An applicant for a patent can petition to institute a derivation proceeding asserting that an inventor named in an earlier filed application derived the invention from the applicant and filed the earlier application without authorization. Derivation proceedings need to be filed timely with a sufficient showing to persuade the Patent Office to institute a derivation proceeding. Under certain circumstances, parties may settle and terminate the derivation proceedings before the Patent Office makes a decision. The owner of an issued patent can bring a civil action in court to assert that a patent with an earlier effective filing date was derived from the inventor of the owner’s patent, provided that the action is timely filed.
- Ex Parte Reexamination
Anyone, including the patent owner, can file a request for ex parte reexamination. After the filing is made, the requestor can no longer participate in the proceedings. This procedure remains unchanged after the AIA.
A patent owner can seek reissue of an issued patent. Whereas a reissue that seeks to narrow the scope of the claims can be filed at any time, the deadline for filing a broadening reissue is two years from issuance.

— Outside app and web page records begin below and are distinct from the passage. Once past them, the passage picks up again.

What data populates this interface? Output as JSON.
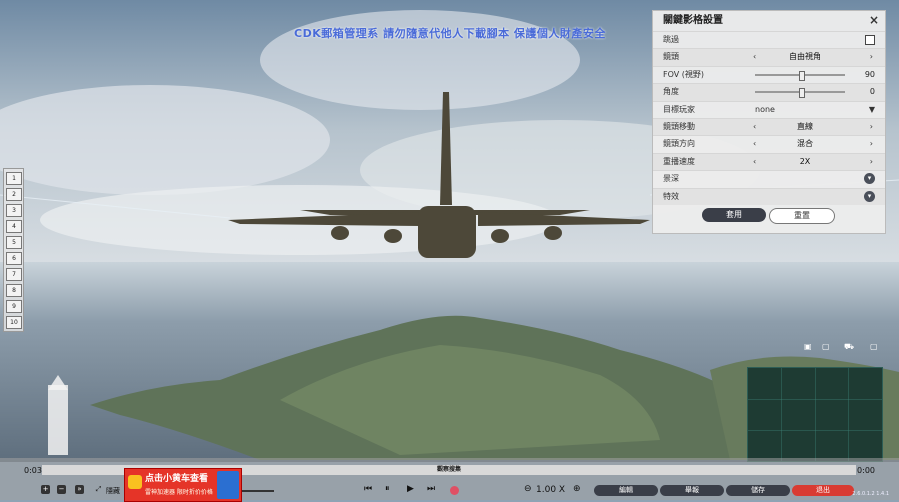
{
  "banner_text": "CDK郵箱管理系 請勿隨意代他人下載腳本 保護個人財產安全",
  "panel": {
    "title": "關鍵影格設置",
    "close_label": "×",
    "rows": {
      "skip": {
        "label": "跳過"
      },
      "camera": {
        "label": "鏡頭",
        "value": "自由視角"
      },
      "fov": {
        "label": "FOV (視野)",
        "value": "90",
        "level": 0.5
      },
      "angle": {
        "label": "角度",
        "value": "0",
        "level": 0.5
      },
      "target": {
        "label": "目標玩家",
        "value": "none"
      },
      "cam_move": {
        "label": "鏡頭移動",
        "value": "直線"
      },
      "cam_dir": {
        "label": "鏡頭方向",
        "value": "混合"
      },
      "speed": {
        "label": "重播速度",
        "value": "2X"
      },
      "dof": {
        "label": "景深"
      },
      "effects": {
        "label": "特效"
      }
    },
    "apply_label": "套用",
    "reset_label": "重置"
  },
  "left_buttons": [
    "1",
    "2",
    "3",
    "4",
    "5",
    "6",
    "7",
    "8",
    "9",
    "10"
  ],
  "timeline": {
    "time_start": "0:03",
    "time_end": "0:00",
    "track_label": "觀察搜集",
    "hide_label": "隱藏",
    "rate_value": "1.00",
    "rate_unit": "X",
    "edit_label": "編輯",
    "report_label": "舉報",
    "save_label": "儲存",
    "exit_label": "退出",
    "version": "2.6.0.1.2 1.4.1"
  },
  "ad": {
    "title": "点击小黄车查看",
    "subtitle": "雷神加速器 限时折价价格"
  },
  "colors": {
    "accent_dark": "#3a3e48",
    "exit_red": "#d93b32",
    "banner_blue": "#4a6bd8"
  }
}
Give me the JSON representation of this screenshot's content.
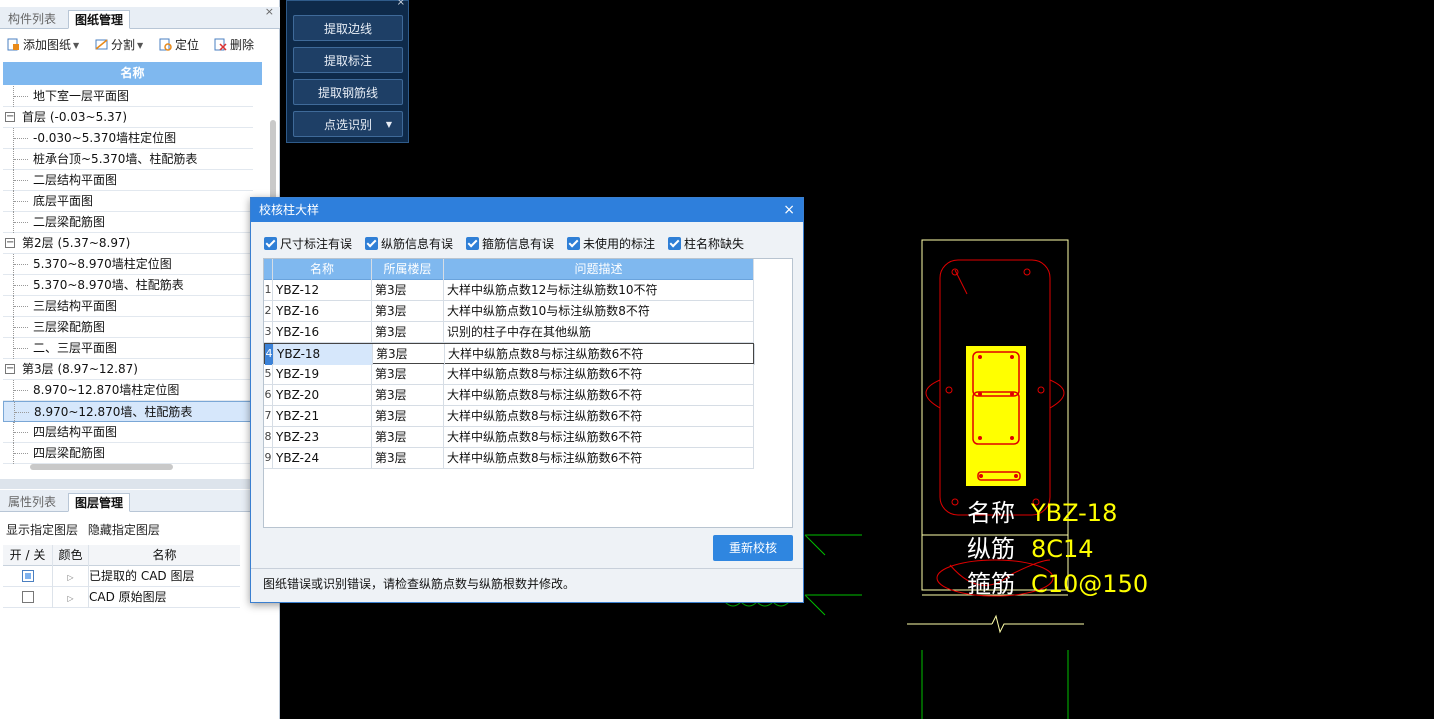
{
  "left_panel": {
    "tabs": [
      "构件列表",
      "图纸管理"
    ],
    "toolbar": {
      "add": "添加图纸",
      "split": "分割",
      "locate": "定位",
      "delete": "删除"
    },
    "tree_header": "名称",
    "tree": [
      {
        "label": "地下室一层平面图",
        "kind": "child"
      },
      {
        "label": "首层 (-0.03~5.37)",
        "kind": "group"
      },
      {
        "label": "-0.030~5.370墙柱定位图",
        "kind": "child"
      },
      {
        "label": "桩承台顶~5.370墙、柱配筋表",
        "kind": "child"
      },
      {
        "label": "二层结构平面图",
        "kind": "child"
      },
      {
        "label": "底层平面图",
        "kind": "child"
      },
      {
        "label": "二层梁配筋图",
        "kind": "child"
      },
      {
        "label": "第2层 (5.37~8.97)",
        "kind": "group"
      },
      {
        "label": "5.370~8.970墙柱定位图",
        "kind": "child"
      },
      {
        "label": "5.370~8.970墙、柱配筋表",
        "kind": "child"
      },
      {
        "label": "三层结构平面图",
        "kind": "child"
      },
      {
        "label": "三层梁配筋图",
        "kind": "child"
      },
      {
        "label": "二、三层平面图",
        "kind": "child"
      },
      {
        "label": "第3层 (8.97~12.87)",
        "kind": "group"
      },
      {
        "label": "8.970~12.870墙柱定位图",
        "kind": "child"
      },
      {
        "label": "8.970~12.870墙、柱配筋表",
        "kind": "child",
        "selected": true
      },
      {
        "label": "四层结构平面图",
        "kind": "child"
      },
      {
        "label": "四层梁配筋图",
        "kind": "child"
      }
    ],
    "bottom_tabs": [
      "属性列表",
      "图层管理"
    ],
    "layer_tools": {
      "show": "显示指定图层",
      "hide": "隐藏指定图层"
    },
    "layer_table": {
      "headers": [
        "开 / 关",
        "颜色",
        "名称"
      ],
      "rows": [
        {
          "name": "已提取的 CAD 图层",
          "on": true
        },
        {
          "name": "CAD 原始图层",
          "on": false
        }
      ]
    }
  },
  "extract_panel": {
    "buttons": [
      "提取边线",
      "提取标注",
      "提取钢筋线",
      "点选识别"
    ]
  },
  "dialog": {
    "title": "校核柱大样",
    "close": "×",
    "filters": [
      "尺寸标注有误",
      "纵筋信息有误",
      "箍筋信息有误",
      "未使用的标注",
      "柱名称缺失"
    ],
    "headers": [
      "名称",
      "所属楼层",
      "问题描述"
    ],
    "rows": [
      {
        "n": "1",
        "name": "YBZ-12",
        "floor": "第3层",
        "desc": "大样中纵筋点数12与标注纵筋数10不符"
      },
      {
        "n": "2",
        "name": "YBZ-16",
        "floor": "第3层",
        "desc": "大样中纵筋点数10与标注纵筋数8不符"
      },
      {
        "n": "3",
        "name": "YBZ-16",
        "floor": "第3层",
        "desc": "识别的柱子中存在其他纵筋"
      },
      {
        "n": "4",
        "name": "YBZ-18",
        "floor": "第3层",
        "desc": "大样中纵筋点数8与标注纵筋数6不符",
        "selected": true
      },
      {
        "n": "5",
        "name": "YBZ-19",
        "floor": "第3层",
        "desc": "大样中纵筋点数8与标注纵筋数6不符"
      },
      {
        "n": "6",
        "name": "YBZ-20",
        "floor": "第3层",
        "desc": "大样中纵筋点数8与标注纵筋数6不符"
      },
      {
        "n": "7",
        "name": "YBZ-21",
        "floor": "第3层",
        "desc": "大样中纵筋点数8与标注纵筋数6不符"
      },
      {
        "n": "8",
        "name": "YBZ-23",
        "floor": "第3层",
        "desc": "大样中纵筋点数8与标注纵筋数6不符"
      },
      {
        "n": "9",
        "name": "YBZ-24",
        "floor": "第3层",
        "desc": "大样中纵筋点数8与标注纵筋数6不符"
      }
    ],
    "recheck_button": "重新校核",
    "status": "图纸错误或识别错误，请检查纵筋点数与纵筋根数并修改。"
  },
  "cad": {
    "labels": [
      {
        "key": "名称",
        "value": "YBZ-18"
      },
      {
        "key": "纵筋",
        "value": "8C14"
      },
      {
        "key": "箍筋",
        "value": "C10@150"
      }
    ],
    "colors": {
      "background": "#000000",
      "outline": "#ffffaa",
      "rebar": "#e00000",
      "highlight": "#ffff00",
      "green": "#00c000"
    }
  }
}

- Pre-Issuance Submissions
A third party may timely submit for consideration and inclusion in the record of a patent application any patent, published patent application, or other printed publications of potential relevance to examination of the application to the Patent Office. The written submission must provide a concise description of the asserted relevance of each submitted document.
- Post-Issuance Citation of Prior Art and Written Statements
Anyone can submit to the Patent Office certain prior art or statements by the patent owner believed to have bearing on the patentability of a patent. The “statements of the patent owner” refers to information filed in a proceeding before a Federal Court or the Patent Office in which the patent owner took a position on the scope of any claim of a particular patent.
Patent Interference Proceedings predate the AIA. Interference Proceedings will continue to be generally available for pre-AIA applications, which have effective filing dates before March 16, 2013.
In 2023, Hamilton Brook Smith Reynolds was recognized for its Patent and Trial Appeal Board (PTAB) work in the PTAB Intelligence Report in four categories: Most Active Law Firm (Patent Owner), Best Performing Law Firm (Patent Owner), Most Active Law Firm (Overall Activity), and Best Performing Law Firm (Overall Performance).